◆ **INSTRUCTIONS FOR THE TASK**: Every line with the string "text" in it belongs in your answer, so copy them all from the data.

═════ RECORD SET

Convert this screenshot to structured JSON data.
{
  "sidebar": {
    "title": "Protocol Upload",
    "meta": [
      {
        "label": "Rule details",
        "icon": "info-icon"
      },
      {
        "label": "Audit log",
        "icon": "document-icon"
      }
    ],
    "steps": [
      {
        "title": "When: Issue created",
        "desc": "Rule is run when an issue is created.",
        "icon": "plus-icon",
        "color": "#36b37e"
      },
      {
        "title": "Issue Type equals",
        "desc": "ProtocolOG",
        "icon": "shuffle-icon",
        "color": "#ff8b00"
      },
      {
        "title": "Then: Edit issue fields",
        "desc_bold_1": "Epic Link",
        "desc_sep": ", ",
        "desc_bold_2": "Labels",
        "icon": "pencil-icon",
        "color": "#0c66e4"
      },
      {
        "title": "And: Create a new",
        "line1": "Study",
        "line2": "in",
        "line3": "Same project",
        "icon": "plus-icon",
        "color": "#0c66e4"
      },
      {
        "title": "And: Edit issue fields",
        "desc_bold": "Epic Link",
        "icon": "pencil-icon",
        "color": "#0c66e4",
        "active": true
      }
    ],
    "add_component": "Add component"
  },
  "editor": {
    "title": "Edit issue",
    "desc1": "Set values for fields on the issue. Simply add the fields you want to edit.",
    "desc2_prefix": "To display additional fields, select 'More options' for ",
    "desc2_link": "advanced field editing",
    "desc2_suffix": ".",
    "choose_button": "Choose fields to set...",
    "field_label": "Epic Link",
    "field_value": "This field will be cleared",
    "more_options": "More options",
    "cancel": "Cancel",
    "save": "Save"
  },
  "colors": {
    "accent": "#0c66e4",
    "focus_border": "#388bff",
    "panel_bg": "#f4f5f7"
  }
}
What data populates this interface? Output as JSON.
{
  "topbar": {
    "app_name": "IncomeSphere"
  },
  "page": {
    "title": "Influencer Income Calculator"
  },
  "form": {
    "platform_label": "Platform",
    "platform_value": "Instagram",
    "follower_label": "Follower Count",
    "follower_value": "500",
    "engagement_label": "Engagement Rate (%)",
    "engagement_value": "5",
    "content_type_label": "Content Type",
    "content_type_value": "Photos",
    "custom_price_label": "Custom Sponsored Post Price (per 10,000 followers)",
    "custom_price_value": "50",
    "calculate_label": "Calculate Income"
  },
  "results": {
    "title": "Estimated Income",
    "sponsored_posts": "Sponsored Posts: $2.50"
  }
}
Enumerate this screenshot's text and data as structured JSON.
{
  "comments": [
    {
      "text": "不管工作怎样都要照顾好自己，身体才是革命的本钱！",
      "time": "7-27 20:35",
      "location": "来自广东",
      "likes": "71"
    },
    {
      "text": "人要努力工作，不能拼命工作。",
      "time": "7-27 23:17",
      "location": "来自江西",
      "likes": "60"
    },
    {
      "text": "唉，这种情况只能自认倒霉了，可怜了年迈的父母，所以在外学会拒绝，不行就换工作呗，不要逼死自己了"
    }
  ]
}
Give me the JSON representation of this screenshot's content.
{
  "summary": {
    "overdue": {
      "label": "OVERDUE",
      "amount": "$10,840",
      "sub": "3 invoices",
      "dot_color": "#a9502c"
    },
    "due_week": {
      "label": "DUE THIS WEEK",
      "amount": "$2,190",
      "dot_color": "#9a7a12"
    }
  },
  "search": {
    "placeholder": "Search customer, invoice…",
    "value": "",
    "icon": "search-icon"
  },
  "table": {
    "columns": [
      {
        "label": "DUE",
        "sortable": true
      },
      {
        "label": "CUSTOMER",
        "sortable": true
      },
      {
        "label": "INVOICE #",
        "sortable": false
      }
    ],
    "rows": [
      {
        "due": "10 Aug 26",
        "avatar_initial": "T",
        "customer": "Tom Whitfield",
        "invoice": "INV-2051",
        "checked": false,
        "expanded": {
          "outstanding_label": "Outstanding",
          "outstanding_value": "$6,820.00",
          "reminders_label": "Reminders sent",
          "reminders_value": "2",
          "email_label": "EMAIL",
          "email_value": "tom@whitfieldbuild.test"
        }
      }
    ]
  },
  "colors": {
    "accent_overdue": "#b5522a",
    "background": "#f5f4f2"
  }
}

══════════

◆ **PROBLEM SOLUTION**:
Enumerate this screenshot's text and data as structured JSON.
      "text": "不管工作怎样都要照顾好自己，身体才是革命的本钱！",
      "text": "人要努力工作，不能拼命工作。",
      "text": "唉，这种情况只能自认倒霉了，可怜了年迈的父母，所以在外学会拒绝，不行就换工作呗，不要逼死自己了"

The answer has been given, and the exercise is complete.